And, of course, that just encouraged Jamie to bring up his next Sherman.
And the Sherman started chewing on the Fallschirmjäger, in combination with the mortars.
And in Monticelli the lead Sherman destroyed my Fallschirmjäger squad.
Jamie got all keen and rushed a Kiwi squad across the street in Monticelli. So I revealed my last troops – Platoon 3 “Turcomen” – and suppressed it half way. This platoon, with their panzerfaust is why I’d wanted Jamie to edge her Sherman closer. There was no way I was going out into the open. But I would have been most happy if he incautiously got close to my armour piercing shaped charges. But he didn’t.
So I charged the rest of my Fallschirmjäger platoon into Monticelli.
The lead Sherman kept pounding the Turcomen in the wood.
The Kiwi Mortars pounded my Fallschirmjäger.
And the Sherman in the field finished them off. Game over.
Observations and Conclusions
After the game Jamie said, “the sign of a great scenario is when you’d like to play it again straight after finishing.” And we were keen to give it another go. It only took 1 hour 45 minutes to play so we could have, but instead we stopped to have a fuller debrief.
We liked that both the attacker and defender have big tactical decisions. Does the defender defend everything or concentrate on one of Monaldini and Monticelli? Does the defender deploy in the settlements or outside. Do they keep a reserve? How to use the veteran Fallschirmjäger? How to shelter the infantry from the Kiwi Shermans. etc etc. The Allied player has a similar array of decisions to make. That is what made us want to try again, we were both thinking, “what if I tried this … ?”
Jamie fielded six Sherman IIIs from Steven’s Kiwi Armour in Italy, or more specifically 2 and 3 Troop, A Squadron, 20 Armoured Regiment, 2 (NZ) Division. These are just great models. We both love the mud-grey with blue-black disruptive pattern. So much cooler than the normal Allied dark green. Oops, I got distracted.
Six Shermans on table. That is a lot but it didn’t seem overwhelming. Punchy but not too punchy.
Jamie used his tanks well with the forward tanks always having tanks behind to provide covering fire. I never got a chance for a flanking attack, despite searching for one the entire game.
My emerging revision to the armour rules survived another play test. 5d6 seems a lot for a tank to dish out against infantry, and it is, but they only shoot individually so it didn’t seem overpowering compared to a rifle platoon sized crossfire.

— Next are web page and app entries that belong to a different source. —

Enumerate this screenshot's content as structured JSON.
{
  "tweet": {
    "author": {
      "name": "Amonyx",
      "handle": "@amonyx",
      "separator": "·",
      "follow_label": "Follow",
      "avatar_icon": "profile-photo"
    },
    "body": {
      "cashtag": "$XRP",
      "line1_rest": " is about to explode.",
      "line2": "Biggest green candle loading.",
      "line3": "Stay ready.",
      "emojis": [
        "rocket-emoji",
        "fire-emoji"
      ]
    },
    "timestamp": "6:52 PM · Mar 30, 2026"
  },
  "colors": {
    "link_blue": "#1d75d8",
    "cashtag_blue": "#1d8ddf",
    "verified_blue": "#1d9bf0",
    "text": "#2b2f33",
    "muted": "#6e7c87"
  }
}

And when I pulled out 6d6 to use for anti-tank fire from the Pak 40, I thought, hmm, perhaps this is too generous. But then I missed with all six dice and the Sherman scooted into cover. After that it was 5d6 and although I eventually got the tank, it wasn’t a given. So very encouraging.

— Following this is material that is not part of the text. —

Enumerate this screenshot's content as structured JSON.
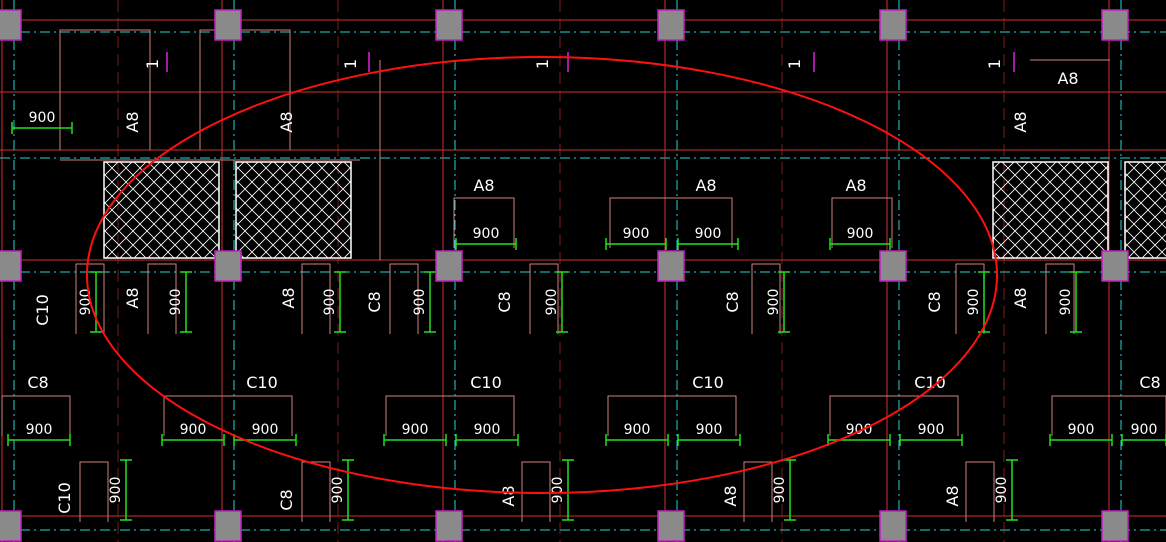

There are some very long lines of fire on the map. The Germans can reach the Allied base line with fire. Similarly the Allies can fire on the German positions in Strada from the beginning of the game. I was also concerned about the long line of fire down the road. Play testing showed my concerns were not founded. If you find it a problem then drop in a couple of crests to break up the offensive lines of fire.
So who won? Well, technically I did. The scenario specifies the Allies lose the game if they take five casualties. They did. But this is because Jamie wasn’t playing cautiously. So I took my win and then we kept playing. It only took a bit longer for the Sherman firepower to grind down the defenders and for Jamie to take the objectives. On balance we thought the 5 fighting stand victory condition was justified. The Allies have a lot of firepower, but if they are too rash, they will lose.